Also, there will be no expired date for the SMETA report, and client decides the period of validity with their own criteria. Most clients sets one year as the validity period to perform annual audit.

Is it required to notify the supplier about the SMETA audit?

Depending on the outcome of risk management and/or audit planning, there are three possible audit notification types:

Announced audit: audit date is agreed with, or disclosed to, the audited factory.
Semi-announced: audit date will fall within an agreed ‘window’. Audit window can range between 2 weeks to 2 months. It’s recommended a 3-weeks window to optimize the result.
Unannounced audit: no prior notice is given to the audited factory.

What are the changes and improvements in SMETA 6.1?

Some of the news features in SMETA 6.1 include:

Amending the definition of migrant worker and adding the option to record worker nationalities
Adding an option to add a site’s co-ordinates/GPS location
Updating the data protection to reference GDPR
Enabling auditors to track nationalities of workers from UN sanctioned countries – under ‘entitlement to work’
Adding a section for the Worker Wellbeing Assessment

How much does a SMETA Audit cost?

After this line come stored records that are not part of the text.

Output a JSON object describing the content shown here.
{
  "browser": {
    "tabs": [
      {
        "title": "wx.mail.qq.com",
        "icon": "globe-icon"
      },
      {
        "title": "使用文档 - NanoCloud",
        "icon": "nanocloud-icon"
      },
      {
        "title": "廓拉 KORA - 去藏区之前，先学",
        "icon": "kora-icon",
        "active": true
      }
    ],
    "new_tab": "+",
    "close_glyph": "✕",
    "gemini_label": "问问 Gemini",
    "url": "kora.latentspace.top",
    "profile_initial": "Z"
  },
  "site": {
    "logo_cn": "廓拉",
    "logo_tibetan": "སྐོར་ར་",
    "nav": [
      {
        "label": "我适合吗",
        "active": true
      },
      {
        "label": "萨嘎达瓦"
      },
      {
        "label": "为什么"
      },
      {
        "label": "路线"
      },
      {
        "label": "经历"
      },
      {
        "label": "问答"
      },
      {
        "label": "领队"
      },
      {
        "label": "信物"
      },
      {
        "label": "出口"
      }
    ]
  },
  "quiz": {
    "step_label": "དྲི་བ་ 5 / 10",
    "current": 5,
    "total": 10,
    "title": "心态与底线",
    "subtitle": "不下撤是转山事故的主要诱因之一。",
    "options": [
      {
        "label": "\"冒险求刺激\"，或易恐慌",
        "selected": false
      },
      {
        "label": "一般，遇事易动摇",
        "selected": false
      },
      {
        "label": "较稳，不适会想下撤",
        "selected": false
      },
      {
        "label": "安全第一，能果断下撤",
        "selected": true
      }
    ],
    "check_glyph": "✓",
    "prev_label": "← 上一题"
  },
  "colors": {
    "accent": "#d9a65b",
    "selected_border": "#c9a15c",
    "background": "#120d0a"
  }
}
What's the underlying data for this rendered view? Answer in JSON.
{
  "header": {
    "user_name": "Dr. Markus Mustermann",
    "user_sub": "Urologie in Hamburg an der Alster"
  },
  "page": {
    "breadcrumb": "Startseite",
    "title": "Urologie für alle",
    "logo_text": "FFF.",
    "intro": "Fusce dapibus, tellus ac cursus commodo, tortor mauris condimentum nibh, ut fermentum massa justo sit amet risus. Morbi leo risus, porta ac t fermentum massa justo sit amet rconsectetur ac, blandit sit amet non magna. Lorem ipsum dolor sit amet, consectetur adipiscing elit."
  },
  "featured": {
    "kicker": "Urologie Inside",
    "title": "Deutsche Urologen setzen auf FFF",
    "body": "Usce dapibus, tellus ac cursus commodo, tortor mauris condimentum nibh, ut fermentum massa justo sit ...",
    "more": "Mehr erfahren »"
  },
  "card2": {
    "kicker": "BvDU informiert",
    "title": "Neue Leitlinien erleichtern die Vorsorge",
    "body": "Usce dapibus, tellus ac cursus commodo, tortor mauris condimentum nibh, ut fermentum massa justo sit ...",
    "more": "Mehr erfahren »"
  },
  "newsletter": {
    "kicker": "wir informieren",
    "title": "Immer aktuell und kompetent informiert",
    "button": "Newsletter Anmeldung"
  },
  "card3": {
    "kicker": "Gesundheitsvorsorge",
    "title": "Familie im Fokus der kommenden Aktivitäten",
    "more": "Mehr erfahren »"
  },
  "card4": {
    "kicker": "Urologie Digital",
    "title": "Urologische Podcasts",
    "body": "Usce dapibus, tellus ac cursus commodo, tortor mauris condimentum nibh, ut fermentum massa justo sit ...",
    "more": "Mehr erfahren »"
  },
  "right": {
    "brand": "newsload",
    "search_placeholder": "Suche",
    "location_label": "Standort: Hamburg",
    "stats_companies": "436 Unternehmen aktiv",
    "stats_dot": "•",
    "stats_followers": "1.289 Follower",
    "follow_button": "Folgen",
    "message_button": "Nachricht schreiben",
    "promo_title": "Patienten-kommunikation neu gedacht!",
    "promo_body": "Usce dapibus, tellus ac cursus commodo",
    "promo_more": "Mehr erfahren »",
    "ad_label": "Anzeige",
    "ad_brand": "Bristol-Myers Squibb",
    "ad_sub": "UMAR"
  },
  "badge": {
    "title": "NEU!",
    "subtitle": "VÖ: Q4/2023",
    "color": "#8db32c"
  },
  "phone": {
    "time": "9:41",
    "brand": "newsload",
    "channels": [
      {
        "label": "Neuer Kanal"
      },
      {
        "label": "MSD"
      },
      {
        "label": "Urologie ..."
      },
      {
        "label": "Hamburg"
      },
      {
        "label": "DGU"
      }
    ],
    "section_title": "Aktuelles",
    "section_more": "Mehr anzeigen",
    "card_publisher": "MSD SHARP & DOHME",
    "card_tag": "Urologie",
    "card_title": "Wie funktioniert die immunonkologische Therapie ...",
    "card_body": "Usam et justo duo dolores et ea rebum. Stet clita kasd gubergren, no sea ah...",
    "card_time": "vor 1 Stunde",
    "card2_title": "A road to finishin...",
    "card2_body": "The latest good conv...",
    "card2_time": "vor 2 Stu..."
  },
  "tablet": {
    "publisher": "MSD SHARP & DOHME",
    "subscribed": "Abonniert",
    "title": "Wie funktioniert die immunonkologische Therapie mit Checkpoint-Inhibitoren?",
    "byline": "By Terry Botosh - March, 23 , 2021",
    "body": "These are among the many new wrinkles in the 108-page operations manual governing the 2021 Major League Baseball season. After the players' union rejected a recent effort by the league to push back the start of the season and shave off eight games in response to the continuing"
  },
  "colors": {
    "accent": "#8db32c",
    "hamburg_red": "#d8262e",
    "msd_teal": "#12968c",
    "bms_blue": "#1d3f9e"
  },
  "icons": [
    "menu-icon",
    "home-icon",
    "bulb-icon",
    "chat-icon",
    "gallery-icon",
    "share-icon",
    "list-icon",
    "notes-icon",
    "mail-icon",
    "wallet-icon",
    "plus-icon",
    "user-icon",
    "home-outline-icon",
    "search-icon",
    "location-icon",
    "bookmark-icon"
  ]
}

V-Trust, as a SEDEX member with a Sedex Affiliate Audit Company (ACC) account, is fully qualified to conduct SMETA audits for overseas buyers and local suppliers and the cost for such service is USD498 per audit (all-inclusive) in all major manufacturing clusters of China, India, and Vietnam. The costs for audits in other regions is USD 598 per audit (all-inclusive).

V-Trust’s Advantages

16+ year experience with factory audits, social audits and CoC of worldwide brands.
Only full-time inspectors and auditors hired
Most Trusted Inspection Company by China Business Awards 2017.
Full accreditation & guarantee (IFIA, AQSIQ, ISO/IEC17020, ILAC, ISO9001, ASI Official Partner and AAFA Member).
Rapid coverage network growth over its near-20-year history.
All-inclusive flat rate of USD 498/audit (no hidden fees or extra charges for travel, accommodation, or weekend inspections) anywhere in manufacturing regions of China, India, Vietnam, and Malaysia.
350+ full-time inspectors and auditors, 6,200 inspections and audits per month, 2300+ overseas clients/brands (customer list)
In-house labs accredited by ISO/IEC17025.
Dedicated account managers and customer service teams, reachable 24/7 in multiple languages.
Over 70 QA engineers in our headquarters to review the most updated regulations and give technical support.

Don’t get in a bind working with the wrong factory, paying a down payment to a company that you know little to nothing about. Set a strong foundation for your business by building business relationships with the right suppliers. We hope to work with you, providing you with reliable information before you begin your next import project.